What is expected = Nothing is to be altered; the data must be repeated exactly.

[Entries from a dataset of interfaces]
┌──

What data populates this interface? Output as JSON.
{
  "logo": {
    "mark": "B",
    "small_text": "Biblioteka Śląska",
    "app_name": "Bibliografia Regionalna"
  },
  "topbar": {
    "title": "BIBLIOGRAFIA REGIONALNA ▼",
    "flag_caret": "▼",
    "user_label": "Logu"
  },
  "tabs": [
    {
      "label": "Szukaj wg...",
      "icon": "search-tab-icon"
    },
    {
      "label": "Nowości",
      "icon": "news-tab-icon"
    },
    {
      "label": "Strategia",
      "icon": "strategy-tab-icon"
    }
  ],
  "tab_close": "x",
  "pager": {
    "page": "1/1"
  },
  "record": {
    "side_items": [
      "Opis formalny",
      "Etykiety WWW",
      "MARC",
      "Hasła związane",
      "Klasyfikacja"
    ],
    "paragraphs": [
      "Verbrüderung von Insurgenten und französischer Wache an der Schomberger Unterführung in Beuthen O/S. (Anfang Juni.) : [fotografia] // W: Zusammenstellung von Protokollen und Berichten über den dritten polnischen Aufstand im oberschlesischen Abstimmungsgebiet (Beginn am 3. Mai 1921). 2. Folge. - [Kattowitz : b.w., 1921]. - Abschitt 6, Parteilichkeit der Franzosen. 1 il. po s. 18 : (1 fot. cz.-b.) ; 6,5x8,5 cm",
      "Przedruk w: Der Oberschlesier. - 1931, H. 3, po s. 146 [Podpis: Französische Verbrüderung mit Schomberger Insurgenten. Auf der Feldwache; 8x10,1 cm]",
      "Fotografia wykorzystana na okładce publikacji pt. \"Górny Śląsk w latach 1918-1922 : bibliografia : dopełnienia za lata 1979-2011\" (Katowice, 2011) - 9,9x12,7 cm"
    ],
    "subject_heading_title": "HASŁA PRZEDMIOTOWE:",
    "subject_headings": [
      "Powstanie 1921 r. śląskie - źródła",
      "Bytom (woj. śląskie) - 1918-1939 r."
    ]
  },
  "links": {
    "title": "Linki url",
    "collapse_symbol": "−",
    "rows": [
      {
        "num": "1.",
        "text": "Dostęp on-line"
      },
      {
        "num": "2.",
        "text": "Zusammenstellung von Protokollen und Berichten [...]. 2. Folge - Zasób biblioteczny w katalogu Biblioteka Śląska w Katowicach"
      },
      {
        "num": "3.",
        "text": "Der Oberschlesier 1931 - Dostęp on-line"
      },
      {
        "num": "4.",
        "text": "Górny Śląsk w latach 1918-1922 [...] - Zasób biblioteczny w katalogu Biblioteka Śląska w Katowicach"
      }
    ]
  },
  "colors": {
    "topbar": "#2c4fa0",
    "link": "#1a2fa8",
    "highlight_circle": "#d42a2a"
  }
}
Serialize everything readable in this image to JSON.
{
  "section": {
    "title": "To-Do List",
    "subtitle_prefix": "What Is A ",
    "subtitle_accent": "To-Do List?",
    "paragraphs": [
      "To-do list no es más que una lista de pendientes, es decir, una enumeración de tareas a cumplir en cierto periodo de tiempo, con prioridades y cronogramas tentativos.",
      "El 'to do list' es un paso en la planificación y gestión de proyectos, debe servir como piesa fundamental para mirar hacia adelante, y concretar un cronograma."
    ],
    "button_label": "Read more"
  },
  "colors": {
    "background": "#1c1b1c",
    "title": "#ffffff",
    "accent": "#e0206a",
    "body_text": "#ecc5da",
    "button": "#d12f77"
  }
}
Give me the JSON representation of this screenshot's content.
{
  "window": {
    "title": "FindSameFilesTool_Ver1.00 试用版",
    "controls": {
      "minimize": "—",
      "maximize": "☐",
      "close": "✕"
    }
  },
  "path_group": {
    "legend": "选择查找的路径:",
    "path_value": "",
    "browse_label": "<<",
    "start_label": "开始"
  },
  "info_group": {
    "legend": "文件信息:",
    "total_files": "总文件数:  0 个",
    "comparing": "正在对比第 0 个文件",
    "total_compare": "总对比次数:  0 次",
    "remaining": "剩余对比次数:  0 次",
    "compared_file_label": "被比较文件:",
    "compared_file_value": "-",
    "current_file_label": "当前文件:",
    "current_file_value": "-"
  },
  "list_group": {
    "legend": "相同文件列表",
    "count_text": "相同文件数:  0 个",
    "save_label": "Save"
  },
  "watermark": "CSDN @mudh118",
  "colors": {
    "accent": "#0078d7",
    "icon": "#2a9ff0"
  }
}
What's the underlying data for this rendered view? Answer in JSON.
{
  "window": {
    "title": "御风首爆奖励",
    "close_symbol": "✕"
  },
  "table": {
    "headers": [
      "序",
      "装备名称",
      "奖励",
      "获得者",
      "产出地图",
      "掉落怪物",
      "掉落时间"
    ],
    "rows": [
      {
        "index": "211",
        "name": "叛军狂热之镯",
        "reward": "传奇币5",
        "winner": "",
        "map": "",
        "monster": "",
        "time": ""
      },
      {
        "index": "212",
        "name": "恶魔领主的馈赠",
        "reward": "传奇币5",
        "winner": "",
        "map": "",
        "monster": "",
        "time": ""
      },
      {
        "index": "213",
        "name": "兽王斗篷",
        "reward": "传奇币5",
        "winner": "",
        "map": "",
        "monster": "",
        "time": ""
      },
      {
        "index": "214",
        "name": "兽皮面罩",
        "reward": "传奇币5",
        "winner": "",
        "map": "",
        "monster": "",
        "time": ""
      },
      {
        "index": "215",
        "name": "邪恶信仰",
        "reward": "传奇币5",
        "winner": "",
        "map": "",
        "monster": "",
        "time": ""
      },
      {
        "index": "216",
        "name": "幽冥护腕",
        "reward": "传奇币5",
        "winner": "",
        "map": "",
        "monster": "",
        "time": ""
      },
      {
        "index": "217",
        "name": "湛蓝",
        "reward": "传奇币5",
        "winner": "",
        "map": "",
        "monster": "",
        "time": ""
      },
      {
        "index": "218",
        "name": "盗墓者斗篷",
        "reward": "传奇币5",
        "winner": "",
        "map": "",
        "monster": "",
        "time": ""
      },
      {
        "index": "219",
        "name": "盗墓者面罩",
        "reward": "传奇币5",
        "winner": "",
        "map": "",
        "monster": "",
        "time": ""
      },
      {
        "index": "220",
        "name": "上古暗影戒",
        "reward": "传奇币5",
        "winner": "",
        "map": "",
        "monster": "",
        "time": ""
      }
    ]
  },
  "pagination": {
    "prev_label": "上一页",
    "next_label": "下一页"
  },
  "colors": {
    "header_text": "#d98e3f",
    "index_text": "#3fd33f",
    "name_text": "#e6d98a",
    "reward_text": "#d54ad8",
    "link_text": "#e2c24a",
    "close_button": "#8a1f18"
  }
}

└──

Exercise response =
What data populates this interface? Output as JSON.
{
  "logo": {
    "mark": "B",
    "small_text": "Biblioteka Śląska",
    "app_name": "Bibliografia Regionalna"
  },
  "topbar": {
    "title": "BIBLIOGRAFIA REGIONALNA ▼",
    "flag_caret": "▼",
    "user_label": "Logu"
  },
  "tabs": [
    {
      "label": "Szukaj wg...",
      "icon": "search-tab-icon"
    },
    {
      "label": "Nowości",
      "icon": "news-tab-icon"
    },
    {
      "label": "Strategia",
      "icon": "strategy-tab-icon"
    }
  ],
  "tab_close": "x",
  "pager": {
    "page": "1/1"
  },
  "record": {
    "side_items": [
      "Opis formalny",
      "Etykiety WWW",
      "MARC",
      "Hasła związane",
      "Klasyfikacja"
    ],
    "paragraphs": [
      "Verbrüderung von Insurgenten und französischer Wache an der Schomberger Unterführung in Beuthen O/S. (Anfang Juni.) : [fotografia] // W: Zusammenstellung von Protokollen und Berichten über den dritten polnischen Aufstand im oberschlesischen Abstimmungsgebiet (Beginn am 3. Mai 1921). 2. Folge. - [Kattowitz : b.w., 1921]. - Abschitt 6, Parteilichkeit der Franzosen. 1 il. po s. 18 : (1 fot. cz.-b.) ; 6,5x8,5 cm",
      "Przedruk w: Der Oberschlesier. - 1931, H. 3, po s. 146 [Podpis: Französische Verbrüderung mit Schomberger Insurgenten. Auf der Feldwache; 8x10,1 cm]",
      "Fotografia wykorzystana na okładce publikacji pt. \"Górny Śląsk w latach 1918-1922 : bibliografia : dopełnienia za lata 1979-2011\" (Katowice, 2011) - 9,9x12,7 cm"
    ],
    "subject_heading_title": "HASŁA PRZEDMIOTOWE:",
    "subject_headings": [
      "Powstanie 1921 r. śląskie - źródła",
      "Bytom (woj. śląskie) - 1918-1939 r."
    ]
  },
  "links": {
    "title": "Linki url",
    "collapse_symbol": "−",
    "rows": [
      {
        "num": "1.",
        "text": "Dostęp on-line"
      },
      {
        "num": "2.",
        "text": "Zusammenstellung von Protokollen und Berichten [...]. 2. Folge - Zasób biblioteczny w katalogu Biblioteka Śląska w Katowicach"
      },
      {
        "num": "3.",
        "text": "Der Oberschlesier 1931 - Dostęp on-line"
      },
      {
        "num": "4.",
        "text": "Górny Śląsk w latach 1918-1922 [...] - Zasób biblioteczny w katalogu Biblioteka Śląska w Katowicach"
      }
    ]
  },
  "colors": {
    "topbar": "#2c4fa0",
    "link": "#1a2fa8",
    "highlight_circle": "#d42a2a"
  }
}
Serialize everything readable in this image to JSON.
{
  "section": {
    "title": "To-Do List",
    "subtitle_prefix": "What Is A ",
    "subtitle_accent": "To-Do List?",
    "paragraphs": [
      "To-do list no es más que una lista de pendientes, es decir, una enumeración de tareas a cumplir en cierto periodo de tiempo, con prioridades y cronogramas tentativos.",
      "El 'to do list' es un paso en la planificación y gestión de proyectos, debe servir como piesa fundamental para mirar hacia adelante, y concretar un cronograma."
    ],
    "button_label": "Read more"
  },
  "colors": {
    "background": "#1c1b1c",
    "title": "#ffffff",
    "accent": "#e0206a",
    "body_text": "#ecc5da",
    "button": "#d12f77"
  }
}
Give me the JSON representation of this screenshot's content.
{
  "window": {
    "title": "FindSameFilesTool_Ver1.00 试用版",
    "controls": {
      "minimize": "—",
      "maximize": "☐",
      "close": "✕"
    }
  },
  "path_group": {
    "legend": "选择查找的路径:",
    "path_value": "",
    "browse_label": "<<",
    "start_label": "开始"
  },
  "info_group": {
    "legend": "文件信息:",
    "total_files": "总文件数:  0 个",
    "comparing": "正在对比第 0 个文件",
    "total_compare": "总对比次数:  0 次",
    "remaining": "剩余对比次数:  0 次",
    "compared_file_label": "被比较文件:",
    "compared_file_value": "-",
    "current_file_label": "当前文件:",
    "current_file_value": "-"
  },
  "list_group": {
    "legend": "相同文件列表",
    "count_text": "相同文件数:  0 个",
    "save_label": "Save"
  },
  "watermark": "CSDN @mudh118",
  "colors": {
    "accent": "#0078d7",
    "icon": "#2a9ff0"
  }
}
What's the underlying data for this rendered view? Answer in JSON.
{
  "window": {
    "title": "御风首爆奖励",
    "close_symbol": "✕"
  },
  "table": {
    "headers": [
      "序",
      "装备名称",
      "奖励",
      "获得者",
      "产出地图",
      "掉落怪物",
      "掉落时间"
    ],
    "rows": [
      {
        "index": "211",
        "name": "叛军狂热之镯",
        "reward": "传奇币5",
        "winner": "",
        "map": "",
        "monster": "",
        "time": ""
      },
      {
        "index": "212",
        "name": "恶魔领主的馈赠",
        "reward": "传奇币5",
        "winner": "",
        "map": "",
        "monster": "",
        "time": ""
      },
      {
        "index": "213",
        "name": "兽王斗篷",
        "reward": "传奇币5",
        "winner": "",
        "map": "",
        "monster": "",
        "time": ""
      },
      {
        "index": "214",
        "name": "兽皮面罩",
        "reward": "传奇币5",
        "winner": "",
        "map": "",
        "monster": "",
        "time": ""
      },
      {
        "index": "215",
        "name": "邪恶信仰",
        "reward": "传奇币5",
        "winner": "",
        "map": "",
        "monster": "",
        "time": ""
      },
      {
        "index": "216",
        "name": "幽冥护腕",
        "reward": "传奇币5",
        "winner": "",
        "map": "",
        "monster": "",
        "time": ""
      },
      {
        "index": "217",
        "name": "湛蓝",
        "reward": "传奇币5",
        "winner": "",
        "map": "",
        "monster": "",
        "time": ""
      },
      {
        "index": "218",
        "name": "盗墓者斗篷",
        "reward": "传奇币5",
        "winner": "",
        "map": "",
        "monster": "",
        "time": ""
      },
      {
        "index": "219",
        "name": "盗墓者面罩",
        "reward": "传奇币5",
        "winner": "",
        "map": "",
        "monster": "",
        "time": ""
      },
      {
        "index": "220",
        "name": "上古暗影戒",
        "reward": "传奇币5",
        "winner": "",
        "map": "",
        "monster": "",
        "time": ""
      }
    ]
  },
  "pagination": {
    "prev_label": "上一页",
    "next_label": "下一页"
  },
  "colors": {
    "header_text": "#d98e3f",
    "index_text": "#3fd33f",
    "name_text": "#e6d98a",
    "reward_text": "#d54ad8",
    "link_text": "#e2c24a",
    "close_button": "#8a1f18"
  }
}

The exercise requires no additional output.